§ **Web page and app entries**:
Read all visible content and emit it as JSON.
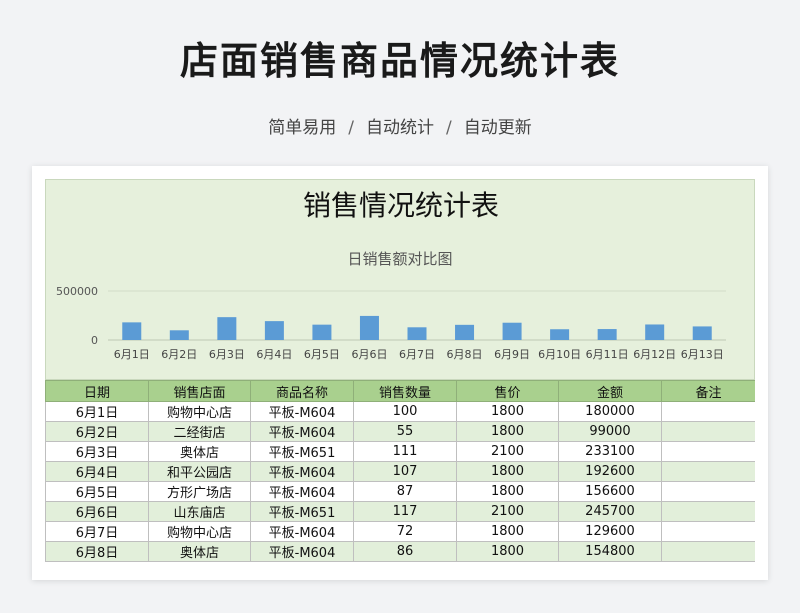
{
  "header": {
    "title": "店面销售商品情况统计表",
    "tags": [
      "简单易用",
      "自动统计",
      "自动更新"
    ],
    "separator": "/"
  },
  "sheet": {
    "title": "销售情况统计表"
  },
  "chart_data": {
    "type": "bar",
    "title": "日销售额对比图",
    "categories": [
      "6月1日",
      "6月2日",
      "6月3日",
      "6月4日",
      "6月5日",
      "6月6日",
      "6月7日",
      "6月8日",
      "6月9日",
      "6月10日",
      "6月11日",
      "6月12日",
      "6月13日"
    ],
    "values": [
      180000,
      99000,
      233100,
      192600,
      156600,
      245700,
      129600,
      154800,
      176400,
      109800,
      111600,
      158400,
      138600
    ],
    "ylim": [
      0,
      500000
    ],
    "yticks": [
      "0",
      "500000"
    ],
    "bar_color": "#5b9bd5",
    "gridlines": true
  },
  "table": {
    "columns": [
      "日期",
      "销售店面",
      "商品名称",
      "销售数量",
      "售价",
      "金额",
      "备注"
    ],
    "rows": [
      [
        "6月1日",
        "购物中心店",
        "平板-M604",
        "100",
        "1800",
        "180000",
        ""
      ],
      [
        "6月2日",
        "二经街店",
        "平板-M604",
        "55",
        "1800",
        "99000",
        ""
      ],
      [
        "6月3日",
        "奥体店",
        "平板-M651",
        "111",
        "2100",
        "233100",
        ""
      ],
      [
        "6月4日",
        "和平公园店",
        "平板-M604",
        "107",
        "1800",
        "192600",
        ""
      ],
      [
        "6月5日",
        "方形广场店",
        "平板-M604",
        "87",
        "1800",
        "156600",
        ""
      ],
      [
        "6月6日",
        "山东庙店",
        "平板-M651",
        "117",
        "2100",
        "245700",
        ""
      ],
      [
        "6月7日",
        "购物中心店",
        "平板-M604",
        "72",
        "1800",
        "129600",
        ""
      ],
      [
        "6月8日",
        "奥体店",
        "平板-M604",
        "86",
        "1800",
        "154800",
        ""
      ]
    ]
  }
}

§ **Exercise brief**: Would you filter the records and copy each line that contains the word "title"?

§ **Final answer**:
    "title": "店面销售商品情况统计表",
    "title": "销售情况统计表"
    "title": "日销售额对比图",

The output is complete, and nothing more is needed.